A Ritchies IGA supermarket in Beechworth, Victoria, Australia has installed the country's first transcritical CO2 system with an ejector.
SCM Frigo transcritical CO2 system with Luvata CO2 gas coolers installed at a Ritchies IGA supermarket in Victoria, Australia.
In April, Australia's first transcritical CO2 system to utilise an ejector was installed at a newly rebuilt Ritchies IGA supermarket in Beechworth, Victoria.
The system encompasses the store's entire heating and cooling needs – including air conditioning and heating during the summer and winter seasons – and is one of a number of stores the retailer is looking to open with fully integrated transcritical CO2 systems this year.

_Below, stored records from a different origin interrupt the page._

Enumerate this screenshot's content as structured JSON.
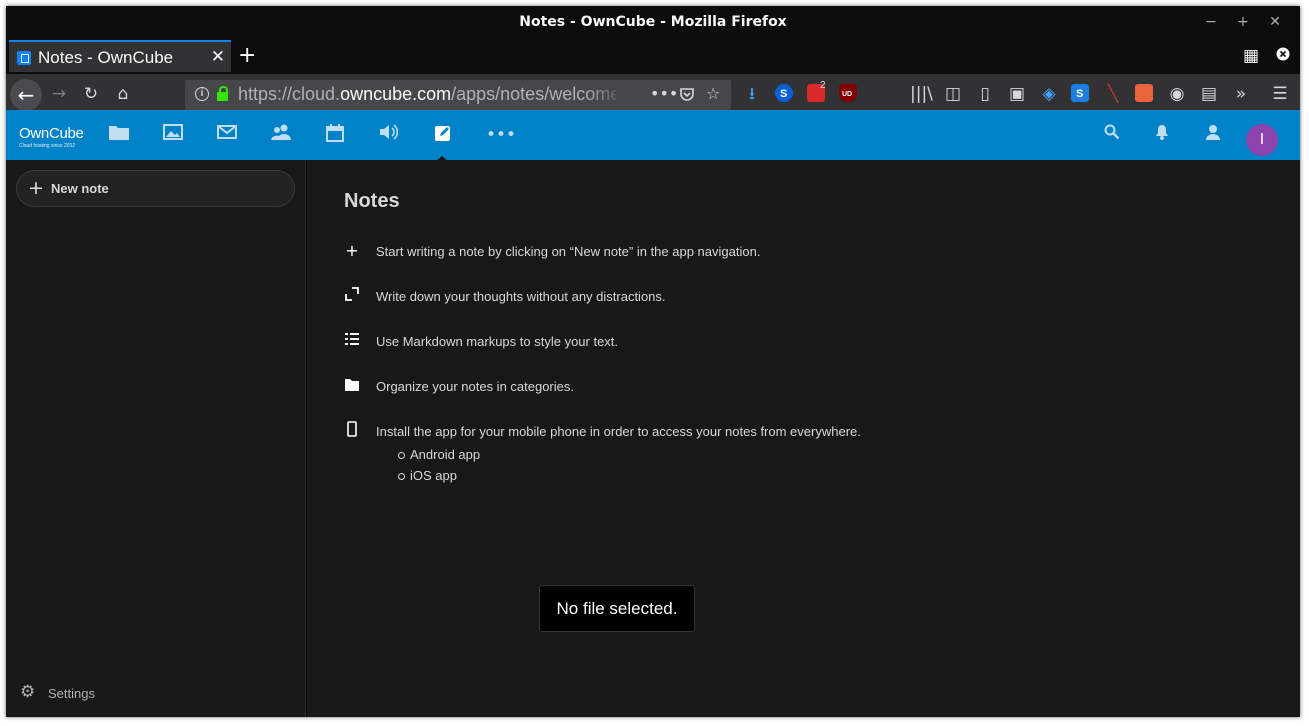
{
  "window": {
    "title": "Notes - OwnCube - Mozilla Firefox",
    "controls": {
      "minimize": "−",
      "maximize": "+",
      "close": "✕"
    }
  },
  "tabs": [
    {
      "title": "Notes - OwnCube",
      "close": "✕",
      "active": true
    }
  ],
  "tabstrip": {
    "new_tab": "+"
  },
  "navbar": {
    "url_prefix": "https://cloud.",
    "url_domain": "owncube.com",
    "url_path": "/apps/notes/welcome",
    "badge_count": "2",
    "icons": [
      "back-icon",
      "forward-icon",
      "reload-icon",
      "home-icon",
      "site-info-icon",
      "lock-icon",
      "page-actions-icon",
      "pocket-icon",
      "bookmark-star-icon",
      "download-icon",
      "library-icon",
      "sidebar-icon",
      "overflow-icon",
      "menu-icon"
    ]
  },
  "header": {
    "logo_name": "OwnCube",
    "logo_tagline": "Cloud hosting since 2012",
    "avatar_initial": "I",
    "apps": [
      "files",
      "photos",
      "mail",
      "contacts",
      "calendar",
      "audio",
      "notes",
      "more"
    ]
  },
  "sidebar": {
    "new_note_label": "New note",
    "settings_label": "Settings"
  },
  "main": {
    "title": "Notes",
    "features": [
      {
        "icon": "add-icon",
        "text": "Start writing a note by clicking on “New note” in the app navigation."
      },
      {
        "icon": "fullscreen-icon",
        "text": "Write down your thoughts without any distractions."
      },
      {
        "icon": "list-icon",
        "text": "Use Markdown markups to style your text."
      },
      {
        "icon": "folder-icon",
        "text": "Organize your notes in categories."
      },
      {
        "icon": "phone-icon",
        "text": "Install the app for your mobile phone in order to access your notes from everywhere."
      }
    ],
    "apps": [
      "Android app",
      "iOS app"
    ]
  },
  "toast": {
    "message": "No file selected."
  },
  "colors": {
    "header": "#0082c9",
    "background": "#181818",
    "avatar": "#8e44ad",
    "browser_chrome": "#323234"
  }
}
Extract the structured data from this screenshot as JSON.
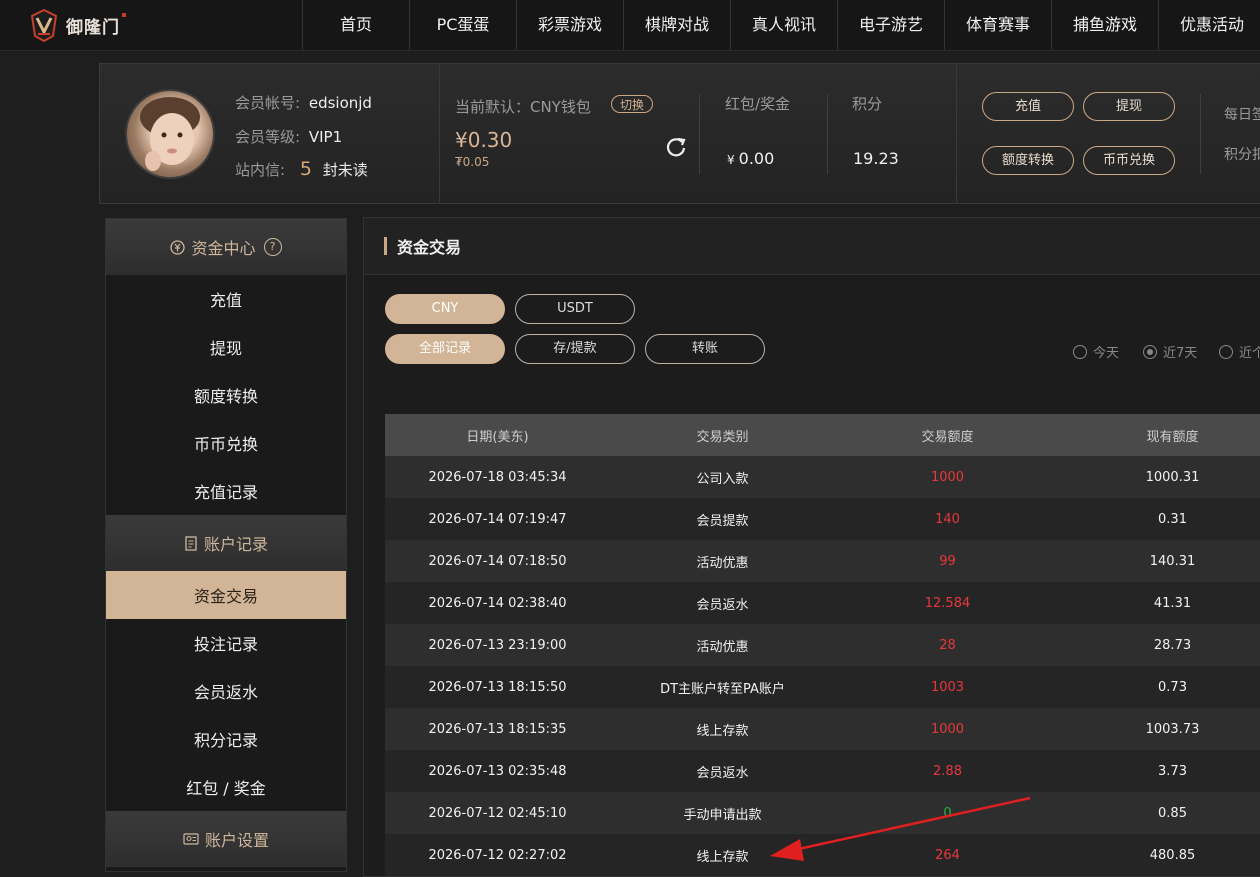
{
  "nav": {
    "logo_text": "御隆门",
    "items": [
      "首页",
      "PC蛋蛋",
      "彩票游戏",
      "棋牌对战",
      "真人视讯",
      "电子游艺",
      "体育赛事",
      "捕鱼游戏",
      "优惠活动"
    ]
  },
  "member": {
    "account_label": "会员帐号:",
    "account": "edsionjd",
    "level_label": "会员等级:",
    "level": "VIP1",
    "mail_label": "站内信:",
    "mail_count": "5",
    "mail_suffix": "封未读",
    "wallet_label": "当前默认：CNY钱包",
    "switch_label": "切换",
    "balance": "¥0.30",
    "balance_sub": "₮0.05",
    "redpack_label": "红包/奖金",
    "redpack_currency": "¥",
    "redpack_value": "0.00",
    "points_label": "积分",
    "points_value": "19.23",
    "buttons": [
      "充值",
      "提现",
      "额度转换",
      "币币兑换"
    ],
    "partial_1": "每日签",
    "partial_2": "积分扣"
  },
  "sidebar": {
    "sections": [
      {
        "title": "资金中心",
        "help": "?",
        "items": [
          "充值",
          "提现",
          "额度转换",
          "币币兑换",
          "充值记录"
        ]
      },
      {
        "title": "账户记录",
        "items": [
          "资金交易",
          "投注记录",
          "会员返水",
          "积分记录",
          "红包 / 奖金"
        ]
      },
      {
        "title": "账户设置"
      }
    ]
  },
  "main": {
    "title": "资金交易",
    "currency_tabs": [
      "CNY",
      "USDT"
    ],
    "type_tabs": [
      "全部记录",
      "存/提款",
      "转账"
    ],
    "range_options": [
      "今天",
      "近7天",
      "近个"
    ],
    "table": {
      "headers": [
        "日期(美东)",
        "交易类别",
        "交易额度",
        "现有额度"
      ],
      "rows": [
        {
          "date": "2026-07-18 03:45:34",
          "type": "公司入款",
          "amount": "1000",
          "balance": "1000.31",
          "color": "#e8383b"
        },
        {
          "date": "2026-07-14 07:19:47",
          "type": "会员提款",
          "amount": "140",
          "balance": "0.31",
          "color": "#e8383b"
        },
        {
          "date": "2026-07-14 07:18:50",
          "type": "活动优惠",
          "amount": "99",
          "balance": "140.31",
          "color": "#e8383b"
        },
        {
          "date": "2026-07-14 02:38:40",
          "type": "会员返水",
          "amount": "12.584",
          "balance": "41.31",
          "color": "#e8383b"
        },
        {
          "date": "2026-07-13 23:19:00",
          "type": "活动优惠",
          "amount": "28",
          "balance": "28.73",
          "color": "#e8383b"
        },
        {
          "date": "2026-07-13 18:15:50",
          "type": "DT主账户转至PA账户",
          "amount": "1003",
          "balance": "0.73",
          "color": "#e8383b"
        },
        {
          "date": "2026-07-13 18:15:35",
          "type": "线上存款",
          "amount": "1000",
          "balance": "1003.73",
          "color": "#e8383b"
        },
        {
          "date": "2026-07-13 02:35:48",
          "type": "会员返水",
          "amount": "2.88",
          "balance": "3.73",
          "color": "#e8383b"
        },
        {
          "date": "2026-07-12 02:45:10",
          "type": "手动申请出款",
          "amount": "0",
          "balance": "0.85",
          "color": "#28b43c"
        },
        {
          "date": "2026-07-12 02:27:02",
          "type": "线上存款",
          "amount": "264",
          "balance": "480.85",
          "color": "#e8383b"
        }
      ]
    }
  }
}
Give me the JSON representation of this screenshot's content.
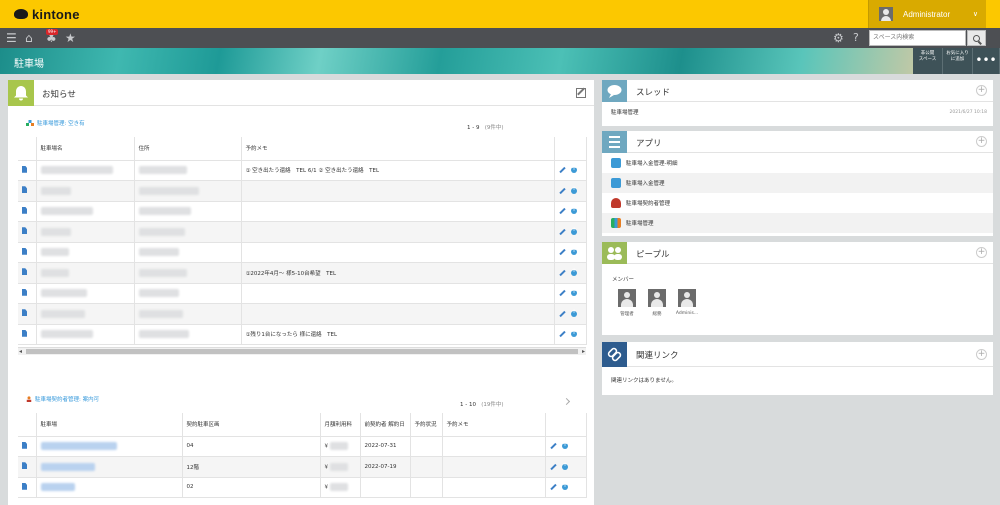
{
  "header": {
    "logo_text": "kintone",
    "user_name": "Administrator",
    "notification_badge": "99+",
    "search_placeholder": "スペース内検索"
  },
  "space": {
    "title": "駐車場",
    "buttons": [
      {
        "label": "非公開\nスペース"
      },
      {
        "label": "お気に入り\nに追加"
      },
      {
        "label": "•••"
      }
    ]
  },
  "notice": {
    "title": "お知らせ",
    "list1": {
      "app_link": "駐車場管理: 空き有",
      "pager": "1 - 9",
      "pager_total": "(9件中)",
      "columns": [
        "駐車場名",
        "住所",
        "予約メモ"
      ],
      "memos": [
        "①                          空き出たう還絡　TEL                      6/1 ②                空き出たう還絡　TEL",
        "",
        "",
        "",
        "",
        "①2022年4月～       様5-10台希望　TEL",
        "",
        "",
        "①残り1台になったら                様に還絡　TEL"
      ]
    },
    "list2": {
      "app_link": "駐車場契約者管理: 案内可",
      "pager": "1 - 10",
      "pager_total": "(19件中)",
      "columns": [
        "駐車場",
        "契約駐車区画",
        "月額利用料",
        "前契約者 解約日",
        "予約状況",
        "予約メモ"
      ],
      "rows": [
        {
          "section": "04",
          "fee": "¥",
          "date": "2022-07-31"
        },
        {
          "section": "12階",
          "fee": "¥",
          "date": "2022-07-19"
        },
        {
          "section": "02",
          "fee": "¥",
          "date": ""
        }
      ]
    }
  },
  "thread": {
    "title": "スレッド",
    "item": "駐車場管理",
    "timestamp": "2021/6/27 10:18"
  },
  "apps": {
    "title": "アプリ",
    "items": [
      {
        "label": "駐車場入金管理-明細",
        "color": "#3c9ad6"
      },
      {
        "label": "駐車場入金管理",
        "color": "#3c9ad6"
      },
      {
        "label": "駐車場契約者管理",
        "color": "#c0392b"
      },
      {
        "label": "駐車場管理",
        "color": "#27ae60"
      }
    ]
  },
  "people": {
    "title": "ピープル",
    "members_label": "メンバー",
    "members": [
      "管理者",
      "総務",
      "Adminis..."
    ]
  },
  "links": {
    "title": "関連リンク",
    "empty_text": "関連リンクはありません。"
  }
}
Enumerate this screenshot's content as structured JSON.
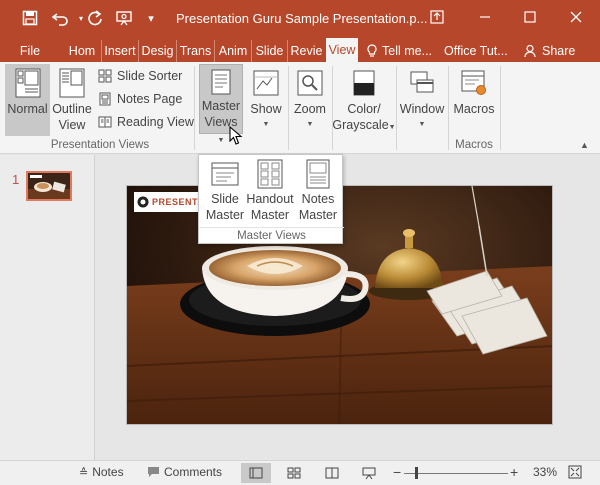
{
  "window": {
    "title": "Presentation Guru Sample Presentation.p...",
    "colors": {
      "accent": "#b7472a",
      "ribbon": "#f4f4f4",
      "thumb_border": "#e07a5f"
    }
  },
  "quick_access": {
    "icons": [
      "save-icon",
      "undo-icon",
      "redo-icon",
      "present-icon",
      "customize-icon"
    ]
  },
  "tabs": [
    {
      "label": "File"
    },
    {
      "label": "Hom"
    },
    {
      "label": "Insert"
    },
    {
      "label": "Desig"
    },
    {
      "label": "Trans"
    },
    {
      "label": "Anim"
    },
    {
      "label": "Slide"
    },
    {
      "label": "Revie"
    },
    {
      "label": "View"
    },
    {
      "label": "Tell me..."
    },
    {
      "label": "Office Tut..."
    },
    {
      "label": "Share"
    }
  ],
  "ribbon": {
    "presentation_views": {
      "group_label": "Presentation Views",
      "normal": "Normal",
      "outline_view_line1": "Outline",
      "outline_view_line2": "View",
      "slide_sorter": "Slide Sorter",
      "notes_page": "Notes Page",
      "reading_view": "Reading View"
    },
    "master_views": {
      "label_line1": "Master",
      "label_line2": "Views"
    },
    "show": "Show",
    "zoom": "Zoom",
    "color_grayscale": {
      "line1": "Color/",
      "line2": "Grayscale"
    },
    "window": "Window",
    "macros": {
      "button": "Macros",
      "group_label": "Macros"
    }
  },
  "dropdown": {
    "items": [
      {
        "line1": "Slide",
        "line2": "Master"
      },
      {
        "line1": "Handout",
        "line2": "Master"
      },
      {
        "line1": "Notes",
        "line2": "Master"
      }
    ],
    "group_label": "Master Views"
  },
  "thumbnails": {
    "slide_number": "1"
  },
  "slide": {
    "badge_text": "PRESENTA"
  },
  "statusbar": {
    "notes": "Notes",
    "comments": "Comments",
    "zoom_level": "33%",
    "zoom_fraction": 0.12
  }
}
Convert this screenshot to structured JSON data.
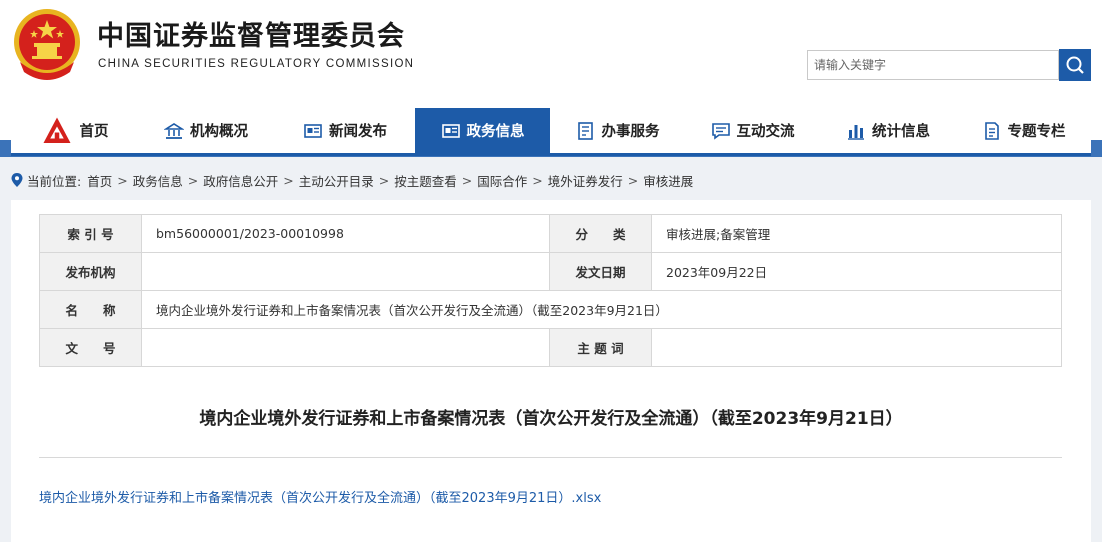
{
  "header": {
    "title": "中国证券监督管理委员会",
    "subtitle": "CHINA SECURITIES REGULATORY COMMISSION",
    "search_placeholder": "请输入关键字",
    "brand_color": "#1d5ba8"
  },
  "nav": {
    "items": [
      {
        "label": "首页",
        "icon": "csrc-logo-icon"
      },
      {
        "label": "机构概况",
        "icon": "building-icon"
      },
      {
        "label": "新闻发布",
        "icon": "news-icon"
      },
      {
        "label": "政务信息",
        "icon": "gov-info-icon",
        "active": true
      },
      {
        "label": "办事服务",
        "icon": "service-list-icon"
      },
      {
        "label": "互动交流",
        "icon": "chat-icon"
      },
      {
        "label": "统计信息",
        "icon": "bar-chart-icon"
      },
      {
        "label": "专题专栏",
        "icon": "document-icon"
      }
    ]
  },
  "breadcrumb": {
    "prefix": "当前位置:",
    "items": [
      "首页",
      "政务信息",
      "政府信息公开",
      "主动公开目录",
      "按主题查看",
      "国际合作",
      "境外证券发行",
      "审核进展"
    ]
  },
  "meta_table": {
    "index_label": "索 引 号",
    "index_value": "bm56000001/2023-00010998",
    "category_label": "分　　类",
    "category_value": "审核进展;备案管理",
    "publisher_label": "发布机构",
    "publisher_value": "",
    "date_label": "发文日期",
    "date_value": "2023年09月22日",
    "name_label": "名　　称",
    "name_value": "境内企业境外发行证券和上市备案情况表（首次公开发行及全流通）（截至2023年9月21日）",
    "doc_no_label": "文　　号",
    "doc_no_value": "",
    "subject_label": "主 题 词",
    "subject_value": ""
  },
  "article": {
    "title": "境内企业境外发行证券和上市备案情况表（首次公开发行及全流通）（截至2023年9月21日）",
    "attachment": "境内企业境外发行证券和上市备案情况表（首次公开发行及全流通）（截至2023年9月21日）.xlsx"
  }
}
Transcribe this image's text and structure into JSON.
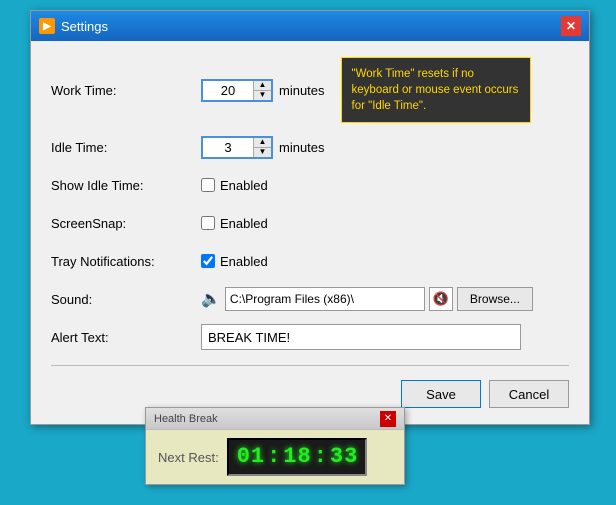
{
  "window": {
    "title": "Settings",
    "close_label": "✕"
  },
  "form": {
    "work_time_label": "Work Time:",
    "work_time_value": "20",
    "work_time_unit": "minutes",
    "idle_time_label": "Idle Time:",
    "idle_time_value": "3",
    "idle_time_unit": "minutes",
    "show_idle_label": "Show Idle Time:",
    "show_idle_checked": false,
    "show_idle_text": "Enabled",
    "screensnap_label": "ScreenSnap:",
    "screensnap_checked": false,
    "screensnap_text": "Enabled",
    "tray_label": "Tray Notifications:",
    "tray_checked": true,
    "tray_text": "Enabled",
    "sound_label": "Sound:",
    "sound_path": "C:\\Program Files (x86)\\",
    "alert_label": "Alert Text:",
    "alert_value": "BREAK TIME!"
  },
  "tooltip": {
    "text": "\"Work Time\" resets if no keyboard or mouse event occurs for \"Idle Time\"."
  },
  "buttons": {
    "save": "Save",
    "cancel": "Cancel",
    "browse": "Browse..."
  },
  "health_break": {
    "title": "Health Break",
    "next_rest_label": "Next Rest:",
    "close_label": "✕",
    "time": {
      "d1": "0",
      "d2": "1",
      "d3": "1",
      "d4": "8",
      "d5": "3",
      "d6": "3"
    }
  }
}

Dave Redden, principal at local refrigeration consultancy Refrigeration Innovations, and lead consultant for the project, has had a long relationship with the folks at Ritchies. For both parties, the move to natural refrigerants was in discussion for a long time, including close monitoring of CO2 technology and overseas trips, which finally led to this first installation in April.
"Ritchies already decided some time ago that all new greenfield sites and major refurbishments would be with CO2 transcritical systems," says Redden.
"As we were looking at different options for different [transcritical CO2 systems], we decided that the Beechworth store would be the first one. We also decided that we would use the Danfoss gas ejector system since it would get us across the line for the warm climate refrigeration."
Boosting efficiency in warm climates
The efficiency of transcritical CO2 systems in warm climates has long been seen as a barrier to implementing the technology in certain regions of Australia. However, over the past few years, technology innovations such as parallel compression, ejectors, sub-cooling and adiabatic cooling have opened the door to the efficient use of CO2 in warm regions around the world.
The transcritical CO2 system at Ritchies IGA in Beechworth uses both parallel compression and ejectors to create a buffer against the area’s warm summer temperatures.
"We've run it when we commissioned the store," Redden explains, "because it was quite warm still in autumn at the time".
"It was between 29°C and 31°C most days, and it worked very well."
"Since then obviously it hasn't been running because it’s very cold up there at the moment. But we'll wait until the next warm period hits – probably around December – when the system will come into its own again," he says.
A game changer
For Ritchies and Refrigeration Innovations, HFCs are already a thing of the past. In fact, their discussion of the move to natural refrigerants began several years ago and hit a turning point after overseas trips to Europe.
"We discussed it over a period of about four or five years, that there was a change coming," says Redden.
"And I don't think it was until [Ritchies] went to Europe and saw everything on CO2 that it really hit them that this change had to be managed – because it’s a game changer you know, a big dollar value."
Ritchies and Redden, however, see this game changer as a promising one with a long-term payoff. A few more installations for Ritchies with transcritical CO2 systems are already in the works for the next year, according to Redden.
“We are monitoring power and usage pretty carefully at the moment, comparing it to the old store, which basically used R404A racks, and we're already seeing some quite good savings on it, mainly due to utilising waste heat to heat the store."
Asked how he sees the outlook for uptake of CO2 systems with warm-climate innovations like ejectors in Australia in the future, Redden replies, "I think they are a good answer”.